PROBLEM DETAILS:
In full and without error, repeat the entries below.

RECORDS TO USE:
○ ○ ○ ○ ○ ○ ○
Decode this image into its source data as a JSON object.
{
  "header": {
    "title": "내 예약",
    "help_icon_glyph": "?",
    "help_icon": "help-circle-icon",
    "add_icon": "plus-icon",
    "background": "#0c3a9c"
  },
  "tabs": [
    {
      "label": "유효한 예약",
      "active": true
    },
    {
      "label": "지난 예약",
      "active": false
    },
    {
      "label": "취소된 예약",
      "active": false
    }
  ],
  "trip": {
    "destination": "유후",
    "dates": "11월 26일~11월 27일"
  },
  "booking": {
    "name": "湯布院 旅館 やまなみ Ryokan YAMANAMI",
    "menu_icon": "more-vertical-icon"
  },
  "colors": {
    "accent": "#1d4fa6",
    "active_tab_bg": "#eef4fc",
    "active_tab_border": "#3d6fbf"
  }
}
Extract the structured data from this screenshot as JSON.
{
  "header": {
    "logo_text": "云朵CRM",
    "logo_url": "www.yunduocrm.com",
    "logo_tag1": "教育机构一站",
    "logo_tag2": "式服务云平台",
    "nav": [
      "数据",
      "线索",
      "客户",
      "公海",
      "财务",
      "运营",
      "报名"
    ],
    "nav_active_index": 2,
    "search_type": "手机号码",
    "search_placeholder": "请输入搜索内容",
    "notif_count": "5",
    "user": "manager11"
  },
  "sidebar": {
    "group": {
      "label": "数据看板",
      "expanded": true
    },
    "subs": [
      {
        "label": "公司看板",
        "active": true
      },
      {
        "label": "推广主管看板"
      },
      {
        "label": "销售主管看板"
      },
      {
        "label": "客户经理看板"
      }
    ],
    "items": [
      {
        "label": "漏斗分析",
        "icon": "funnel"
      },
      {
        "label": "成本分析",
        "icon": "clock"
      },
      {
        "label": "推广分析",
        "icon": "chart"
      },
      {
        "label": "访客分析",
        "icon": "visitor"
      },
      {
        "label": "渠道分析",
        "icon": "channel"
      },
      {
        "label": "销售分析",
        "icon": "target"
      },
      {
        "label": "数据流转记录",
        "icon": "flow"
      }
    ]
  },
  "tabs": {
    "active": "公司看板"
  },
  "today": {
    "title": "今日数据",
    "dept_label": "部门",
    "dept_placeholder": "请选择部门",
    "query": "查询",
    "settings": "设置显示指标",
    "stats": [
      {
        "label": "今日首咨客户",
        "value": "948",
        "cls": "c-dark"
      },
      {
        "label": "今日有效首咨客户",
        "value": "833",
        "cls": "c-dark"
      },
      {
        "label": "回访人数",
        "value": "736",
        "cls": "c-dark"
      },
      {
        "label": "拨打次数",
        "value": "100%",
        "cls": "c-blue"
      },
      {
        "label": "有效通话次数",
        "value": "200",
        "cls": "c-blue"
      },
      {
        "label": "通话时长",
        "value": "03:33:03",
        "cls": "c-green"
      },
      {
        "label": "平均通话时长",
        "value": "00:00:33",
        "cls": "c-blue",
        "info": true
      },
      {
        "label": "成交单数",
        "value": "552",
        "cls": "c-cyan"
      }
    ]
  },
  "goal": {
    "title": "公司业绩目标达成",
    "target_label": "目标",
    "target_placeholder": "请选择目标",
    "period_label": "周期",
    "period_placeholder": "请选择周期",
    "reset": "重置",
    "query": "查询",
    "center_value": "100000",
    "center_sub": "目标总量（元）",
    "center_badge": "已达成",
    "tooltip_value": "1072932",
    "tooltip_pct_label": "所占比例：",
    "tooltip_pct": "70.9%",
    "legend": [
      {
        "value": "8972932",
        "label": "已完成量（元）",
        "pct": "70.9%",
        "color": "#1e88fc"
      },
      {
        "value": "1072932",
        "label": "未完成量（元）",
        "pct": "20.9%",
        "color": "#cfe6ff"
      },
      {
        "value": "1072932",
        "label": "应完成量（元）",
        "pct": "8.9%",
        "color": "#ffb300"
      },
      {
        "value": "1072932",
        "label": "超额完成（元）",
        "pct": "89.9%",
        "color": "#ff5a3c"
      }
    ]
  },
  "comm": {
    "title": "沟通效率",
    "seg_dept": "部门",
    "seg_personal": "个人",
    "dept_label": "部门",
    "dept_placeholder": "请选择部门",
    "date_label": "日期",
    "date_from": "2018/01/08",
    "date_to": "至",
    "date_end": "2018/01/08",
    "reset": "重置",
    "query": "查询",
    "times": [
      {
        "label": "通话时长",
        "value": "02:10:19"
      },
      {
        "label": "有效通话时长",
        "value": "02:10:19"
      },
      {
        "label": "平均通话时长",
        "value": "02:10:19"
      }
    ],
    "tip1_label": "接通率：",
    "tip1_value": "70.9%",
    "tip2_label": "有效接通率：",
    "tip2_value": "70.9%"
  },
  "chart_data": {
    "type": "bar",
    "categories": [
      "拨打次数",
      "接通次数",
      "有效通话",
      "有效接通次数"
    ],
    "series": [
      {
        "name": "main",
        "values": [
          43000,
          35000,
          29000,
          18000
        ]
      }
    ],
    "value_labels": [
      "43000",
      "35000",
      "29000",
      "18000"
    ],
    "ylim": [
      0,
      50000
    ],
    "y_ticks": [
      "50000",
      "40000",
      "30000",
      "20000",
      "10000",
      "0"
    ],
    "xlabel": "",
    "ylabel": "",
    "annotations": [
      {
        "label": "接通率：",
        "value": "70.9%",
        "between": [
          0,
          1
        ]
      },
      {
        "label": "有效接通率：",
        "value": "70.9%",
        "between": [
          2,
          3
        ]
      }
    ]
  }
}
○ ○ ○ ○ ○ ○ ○
FINAL ANSWER:
Decode this image into its source data as a JSON object.
{
  "header": {
    "title": "내 예약",
    "help_icon_glyph": "?",
    "help_icon": "help-circle-icon",
    "add_icon": "plus-icon",
    "background": "#0c3a9c"
  },
  "tabs": [
    {
      "label": "유효한 예약",
      "active": true
    },
    {
      "label": "지난 예약",
      "active": false
    },
    {
      "label": "취소된 예약",
      "active": false
    }
  ],
  "trip": {
    "destination": "유후",
    "dates": "11월 26일~11월 27일"
  },
  "booking": {
    "name": "湯布院 旅館 やまなみ Ryokan YAMANAMI",
    "menu_icon": "more-vertical-icon"
  },
  "colors": {
    "accent": "#1d4fa6",
    "active_tab_bg": "#eef4fc",
    "active_tab_border": "#3d6fbf"
  }
}
Extract the structured data from this screenshot as JSON.
{
  "header": {
    "logo_text": "云朵CRM",
    "logo_url": "www.yunduocrm.com",
    "logo_tag1": "教育机构一站",
    "logo_tag2": "式服务云平台",
    "nav": [
      "数据",
      "线索",
      "客户",
      "公海",
      "财务",
      "运营",
      "报名"
    ],
    "nav_active_index": 2,
    "search_type": "手机号码",
    "search_placeholder": "请输入搜索内容",
    "notif_count": "5",
    "user": "manager11"
  },
  "sidebar": {
    "group": {
      "label": "数据看板",
      "expanded": true
    },
    "subs": [
      {
        "label": "公司看板",
        "active": true
      },
      {
        "label": "推广主管看板"
      },
      {
        "label": "销售主管看板"
      },
      {
        "label": "客户经理看板"
      }
    ],
    "items": [
      {
        "label": "漏斗分析",
        "icon": "funnel"
      },
      {
        "label": "成本分析",
        "icon": "clock"
      },
      {
        "label": "推广分析",
        "icon": "chart"
      },
      {
        "label": "访客分析",
        "icon": "visitor"
      },
      {
        "label": "渠道分析",
        "icon": "channel"
      },
      {
        "label": "销售分析",
        "icon": "target"
      },
      {
        "label": "数据流转记录",
        "icon": "flow"
      }
    ]
  },
  "tabs": {
    "active": "公司看板"
  },
  "today": {
    "title": "今日数据",
    "dept_label": "部门",
    "dept_placeholder": "请选择部门",
    "query": "查询",
    "settings": "设置显示指标",
    "stats": [
      {
        "label": "今日首咨客户",
        "value": "948",
        "cls": "c-dark"
      },
      {
        "label": "今日有效首咨客户",
        "value": "833",
        "cls": "c-dark"
      },
      {
        "label": "回访人数",
        "value": "736",
        "cls": "c-dark"
      },
      {
        "label": "拨打次数",
        "value": "100%",
        "cls": "c-blue"
      },
      {
        "label": "有效通话次数",
        "value": "200",
        "cls": "c-blue"
      },
      {
        "label": "通话时长",
        "value": "03:33:03",
        "cls": "c-green"
      },
      {
        "label": "平均通话时长",
        "value": "00:00:33",
        "cls": "c-blue",
        "info": true
      },
      {
        "label": "成交单数",
        "value": "552",
        "cls": "c-cyan"
      }
    ]
  },
  "goal": {
    "title": "公司业绩目标达成",
    "target_label": "目标",
    "target_placeholder": "请选择目标",
    "period_label": "周期",
    "period_placeholder": "请选择周期",
    "reset": "重置",
    "query": "查询",
    "center_value": "100000",
    "center_sub": "目标总量（元）",
    "center_badge": "已达成",
    "tooltip_value": "1072932",
    "tooltip_pct_label": "所占比例：",
    "tooltip_pct": "70.9%",
    "legend": [
      {
        "value": "8972932",
        "label": "已完成量（元）",
        "pct": "70.9%",
        "color": "#1e88fc"
      },
      {
        "value": "1072932",
        "label": "未完成量（元）",
        "pct": "20.9%",
        "color": "#cfe6ff"
      },
      {
        "value": "1072932",
        "label": "应完成量（元）",
        "pct": "8.9%",
        "color": "#ffb300"
      },
      {
        "value": "1072932",
        "label": "超额完成（元）",
        "pct": "89.9%",
        "color": "#ff5a3c"
      }
    ]
  },
  "comm": {
    "title": "沟通效率",
    "seg_dept": "部门",
    "seg_personal": "个人",
    "dept_label": "部门",
    "dept_placeholder": "请选择部门",
    "date_label": "日期",
    "date_from": "2018/01/08",
    "date_to": "至",
    "date_end": "2018/01/08",
    "reset": "重置",
    "query": "查询",
    "times": [
      {
        "label": "通话时长",
        "value": "02:10:19"
      },
      {
        "label": "有效通话时长",
        "value": "02:10:19"
      },
      {
        "label": "平均通话时长",
        "value": "02:10:19"
      }
    ],
    "tip1_label": "接通率：",
    "tip1_value": "70.9%",
    "tip2_label": "有效接通率：",
    "tip2_value": "70.9%"
  },
  "chart_data": {
    "type": "bar",
    "categories": [
      "拨打次数",
      "接通次数",
      "有效通话",
      "有效接通次数"
    ],
    "series": [
      {
        "name": "main",
        "values": [
          43000,
          35000,
          29000,
          18000
        ]
      }
    ],
    "value_labels": [
      "43000",
      "35000",
      "29000",
      "18000"
    ],
    "ylim": [
      0,
      50000
    ],
    "y_ticks": [
      "50000",
      "40000",
      "30000",
      "20000",
      "10000",
      "0"
    ],
    "xlabel": "",
    "ylabel": "",
    "annotations": [
      {
        "label": "接通率：",
        "value": "70.9%",
        "between": [
          0,
          1
        ]
      },
      {
        "label": "有效接通率：",
        "value": "70.9%",
        "between": [
          2,
          3
        ]
      }
    ]
  }
}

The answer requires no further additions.